INFORMATION PROVIDED:

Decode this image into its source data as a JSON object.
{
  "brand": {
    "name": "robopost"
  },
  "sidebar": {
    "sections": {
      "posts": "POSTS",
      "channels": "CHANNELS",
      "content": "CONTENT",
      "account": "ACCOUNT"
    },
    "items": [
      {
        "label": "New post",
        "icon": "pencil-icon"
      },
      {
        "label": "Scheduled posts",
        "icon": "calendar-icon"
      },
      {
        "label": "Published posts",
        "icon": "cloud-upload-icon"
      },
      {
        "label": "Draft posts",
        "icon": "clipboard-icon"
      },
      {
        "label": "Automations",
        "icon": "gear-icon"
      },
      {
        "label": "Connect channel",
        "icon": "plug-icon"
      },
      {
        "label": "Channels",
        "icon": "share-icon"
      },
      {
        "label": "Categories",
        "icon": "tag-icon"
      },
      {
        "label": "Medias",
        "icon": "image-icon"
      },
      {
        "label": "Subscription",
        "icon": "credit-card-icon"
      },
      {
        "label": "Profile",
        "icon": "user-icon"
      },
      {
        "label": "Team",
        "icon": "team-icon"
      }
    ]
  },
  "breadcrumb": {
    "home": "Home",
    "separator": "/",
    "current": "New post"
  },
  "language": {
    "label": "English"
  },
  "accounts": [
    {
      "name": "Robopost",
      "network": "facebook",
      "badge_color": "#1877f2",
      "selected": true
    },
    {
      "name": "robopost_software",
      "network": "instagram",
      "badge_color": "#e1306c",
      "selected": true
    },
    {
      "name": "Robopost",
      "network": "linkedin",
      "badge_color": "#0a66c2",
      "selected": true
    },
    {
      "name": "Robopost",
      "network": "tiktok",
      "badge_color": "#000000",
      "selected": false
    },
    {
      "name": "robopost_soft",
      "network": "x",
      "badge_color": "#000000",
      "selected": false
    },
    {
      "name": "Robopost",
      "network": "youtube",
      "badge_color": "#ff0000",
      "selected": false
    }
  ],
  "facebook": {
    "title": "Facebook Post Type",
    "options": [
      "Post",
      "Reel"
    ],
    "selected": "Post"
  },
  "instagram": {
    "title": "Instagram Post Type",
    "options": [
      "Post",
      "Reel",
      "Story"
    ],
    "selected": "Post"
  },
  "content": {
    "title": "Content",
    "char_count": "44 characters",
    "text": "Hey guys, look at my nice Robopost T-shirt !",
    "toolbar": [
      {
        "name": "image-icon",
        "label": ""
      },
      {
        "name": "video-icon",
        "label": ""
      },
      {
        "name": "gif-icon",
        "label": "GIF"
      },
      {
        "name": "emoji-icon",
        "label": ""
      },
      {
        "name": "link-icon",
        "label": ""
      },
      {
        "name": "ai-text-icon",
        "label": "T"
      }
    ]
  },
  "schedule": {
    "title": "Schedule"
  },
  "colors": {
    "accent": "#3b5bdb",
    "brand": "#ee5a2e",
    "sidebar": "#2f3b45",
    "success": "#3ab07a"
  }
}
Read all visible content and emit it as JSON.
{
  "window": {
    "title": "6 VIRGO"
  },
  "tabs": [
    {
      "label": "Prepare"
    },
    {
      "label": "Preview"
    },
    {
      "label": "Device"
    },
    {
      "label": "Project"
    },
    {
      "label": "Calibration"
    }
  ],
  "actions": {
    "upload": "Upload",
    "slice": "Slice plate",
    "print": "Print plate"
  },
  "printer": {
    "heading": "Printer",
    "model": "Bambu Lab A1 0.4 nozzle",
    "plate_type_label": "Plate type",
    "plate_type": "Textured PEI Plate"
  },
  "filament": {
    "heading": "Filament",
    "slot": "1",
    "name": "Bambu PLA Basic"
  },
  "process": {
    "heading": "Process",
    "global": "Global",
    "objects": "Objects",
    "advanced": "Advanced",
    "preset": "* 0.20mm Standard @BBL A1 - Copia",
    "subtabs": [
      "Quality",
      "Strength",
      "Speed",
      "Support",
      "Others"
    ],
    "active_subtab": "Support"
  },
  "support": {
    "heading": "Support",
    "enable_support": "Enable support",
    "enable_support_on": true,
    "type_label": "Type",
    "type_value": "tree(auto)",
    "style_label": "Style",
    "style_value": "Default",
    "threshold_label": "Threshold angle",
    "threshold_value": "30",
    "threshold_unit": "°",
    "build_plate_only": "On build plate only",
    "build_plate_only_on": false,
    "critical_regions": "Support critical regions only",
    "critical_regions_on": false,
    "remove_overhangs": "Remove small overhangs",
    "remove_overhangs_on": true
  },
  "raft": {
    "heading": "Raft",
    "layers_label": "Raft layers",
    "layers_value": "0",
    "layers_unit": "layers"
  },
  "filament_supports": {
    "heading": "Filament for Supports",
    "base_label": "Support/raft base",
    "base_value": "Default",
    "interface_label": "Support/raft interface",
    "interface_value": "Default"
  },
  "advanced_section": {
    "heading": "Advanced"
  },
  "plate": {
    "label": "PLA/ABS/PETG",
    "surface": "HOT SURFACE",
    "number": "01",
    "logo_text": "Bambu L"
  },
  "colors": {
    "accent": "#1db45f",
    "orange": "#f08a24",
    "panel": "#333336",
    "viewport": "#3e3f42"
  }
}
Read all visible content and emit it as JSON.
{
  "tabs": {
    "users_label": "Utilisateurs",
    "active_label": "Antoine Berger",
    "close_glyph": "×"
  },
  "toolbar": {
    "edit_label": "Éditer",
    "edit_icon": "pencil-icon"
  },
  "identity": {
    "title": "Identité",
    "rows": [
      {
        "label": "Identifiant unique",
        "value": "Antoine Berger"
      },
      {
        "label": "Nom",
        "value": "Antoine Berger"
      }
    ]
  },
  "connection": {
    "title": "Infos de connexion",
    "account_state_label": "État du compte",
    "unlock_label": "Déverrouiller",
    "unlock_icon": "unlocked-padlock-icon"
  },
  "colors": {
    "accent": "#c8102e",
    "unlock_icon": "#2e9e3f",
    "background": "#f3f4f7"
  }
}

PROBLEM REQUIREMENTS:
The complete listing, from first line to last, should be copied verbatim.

EXERCISE ANSWER:
Decode this image into its source data as a JSON object.
{
  "brand": {
    "name": "robopost"
  },
  "sidebar": {
    "sections": {
      "posts": "POSTS",
      "channels": "CHANNELS",
      "content": "CONTENT",
      "account": "ACCOUNT"
    },
    "items": [
      {
        "label": "New post",
        "icon": "pencil-icon"
      },
      {
        "label": "Scheduled posts",
        "icon": "calendar-icon"
      },
      {
        "label": "Published posts",
        "icon": "cloud-upload-icon"
      },
      {
        "label": "Draft posts",
        "icon": "clipboard-icon"
      },
      {
        "label": "Automations",
        "icon": "gear-icon"
      },
      {
        "label": "Connect channel",
        "icon": "plug-icon"
      },
      {
        "label": "Channels",
        "icon": "share-icon"
      },
      {
        "label": "Categories",
        "icon": "tag-icon"
      },
      {
        "label": "Medias",
        "icon": "image-icon"
      },
      {
        "label": "Subscription",
        "icon": "credit-card-icon"
      },
      {
        "label": "Profile",
        "icon": "user-icon"
      },
      {
        "label": "Team",
        "icon": "team-icon"
      }
    ]
  },
  "breadcrumb": {
    "home": "Home",
    "separator": "/",
    "current": "New post"
  },
  "language": {
    "label": "English"
  },
  "accounts": [
    {
      "name": "Robopost",
      "network": "facebook",
      "badge_color": "#1877f2",
      "selected": true
    },
    {
      "name": "robopost_software",
      "network": "instagram",
      "badge_color": "#e1306c",
      "selected": true
    },
    {
      "name": "Robopost",
      "network": "linkedin",
      "badge_color": "#0a66c2",
      "selected": true
    },
    {
      "name": "Robopost",
      "network": "tiktok",
      "badge_color": "#000000",
      "selected": false
    },
    {
      "name": "robopost_soft",
      "network": "x",
      "badge_color": "#000000",
      "selected": false
    },
    {
      "name": "Robopost",
      "network": "youtube",
      "badge_color": "#ff0000",
      "selected": false
    }
  ],
  "facebook": {
    "title": "Facebook Post Type",
    "options": [
      "Post",
      "Reel"
    ],
    "selected": "Post"
  },
  "instagram": {
    "title": "Instagram Post Type",
    "options": [
      "Post",
      "Reel",
      "Story"
    ],
    "selected": "Post"
  },
  "content": {
    "title": "Content",
    "char_count": "44 characters",
    "text": "Hey guys, look at my nice Robopost T-shirt !",
    "toolbar": [
      {
        "name": "image-icon",
        "label": ""
      },
      {
        "name": "video-icon",
        "label": ""
      },
      {
        "name": "gif-icon",
        "label": "GIF"
      },
      {
        "name": "emoji-icon",
        "label": ""
      },
      {
        "name": "link-icon",
        "label": ""
      },
      {
        "name": "ai-text-icon",
        "label": "T"
      }
    ]
  },
  "schedule": {
    "title": "Schedule"
  },
  "colors": {
    "accent": "#3b5bdb",
    "brand": "#ee5a2e",
    "sidebar": "#2f3b45",
    "success": "#3ab07a"
  }
}
Read all visible content and emit it as JSON.
{
  "window": {
    "title": "6 VIRGO"
  },
  "tabs": [
    {
      "label": "Prepare"
    },
    {
      "label": "Preview"
    },
    {
      "label": "Device"
    },
    {
      "label": "Project"
    },
    {
      "label": "Calibration"
    }
  ],
  "actions": {
    "upload": "Upload",
    "slice": "Slice plate",
    "print": "Print plate"
  },
  "printer": {
    "heading": "Printer",
    "model": "Bambu Lab A1 0.4 nozzle",
    "plate_type_label": "Plate type",
    "plate_type": "Textured PEI Plate"
  },
  "filament": {
    "heading": "Filament",
    "slot": "1",
    "name": "Bambu PLA Basic"
  },
  "process": {
    "heading": "Process",
    "global": "Global",
    "objects": "Objects",
    "advanced": "Advanced",
    "preset": "* 0.20mm Standard @BBL A1 - Copia",
    "subtabs": [
      "Quality",
      "Strength",
      "Speed",
      "Support",
      "Others"
    ],
    "active_subtab": "Support"
  },
  "support": {
    "heading": "Support",
    "enable_support": "Enable support",
    "enable_support_on": true,
    "type_label": "Type",
    "type_value": "tree(auto)",
    "style_label": "Style",
    "style_value": "Default",
    "threshold_label": "Threshold angle",
    "threshold_value": "30",
    "threshold_unit": "°",
    "build_plate_only": "On build plate only",
    "build_plate_only_on": false,
    "critical_regions": "Support critical regions only",
    "critical_regions_on": false,
    "remove_overhangs": "Remove small overhangs",
    "remove_overhangs_on": true
  },
  "raft": {
    "heading": "Raft",
    "layers_label": "Raft layers",
    "layers_value": "0",
    "layers_unit": "layers"
  },
  "filament_supports": {
    "heading": "Filament for Supports",
    "base_label": "Support/raft base",
    "base_value": "Default",
    "interface_label": "Support/raft interface",
    "interface_value": "Default"
  },
  "advanced_section": {
    "heading": "Advanced"
  },
  "plate": {
    "label": "PLA/ABS/PETG",
    "surface": "HOT SURFACE",
    "number": "01",
    "logo_text": "Bambu L"
  },
  "colors": {
    "accent": "#1db45f",
    "orange": "#f08a24",
    "panel": "#333336",
    "viewport": "#3e3f42"
  }
}
Read all visible content and emit it as JSON.
{
  "tabs": {
    "users_label": "Utilisateurs",
    "active_label": "Antoine Berger",
    "close_glyph": "×"
  },
  "toolbar": {
    "edit_label": "Éditer",
    "edit_icon": "pencil-icon"
  },
  "identity": {
    "title": "Identité",
    "rows": [
      {
        "label": "Identifiant unique",
        "value": "Antoine Berger"
      },
      {
        "label": "Nom",
        "value": "Antoine Berger"
      }
    ]
  },
  "connection": {
    "title": "Infos de connexion",
    "account_state_label": "État du compte",
    "unlock_label": "Déverrouiller",
    "unlock_icon": "unlocked-padlock-icon"
  },
  "colors": {
    "accent": "#c8102e",
    "unlock_icon": "#2e9e3f",
    "background": "#f3f4f7"
  }
}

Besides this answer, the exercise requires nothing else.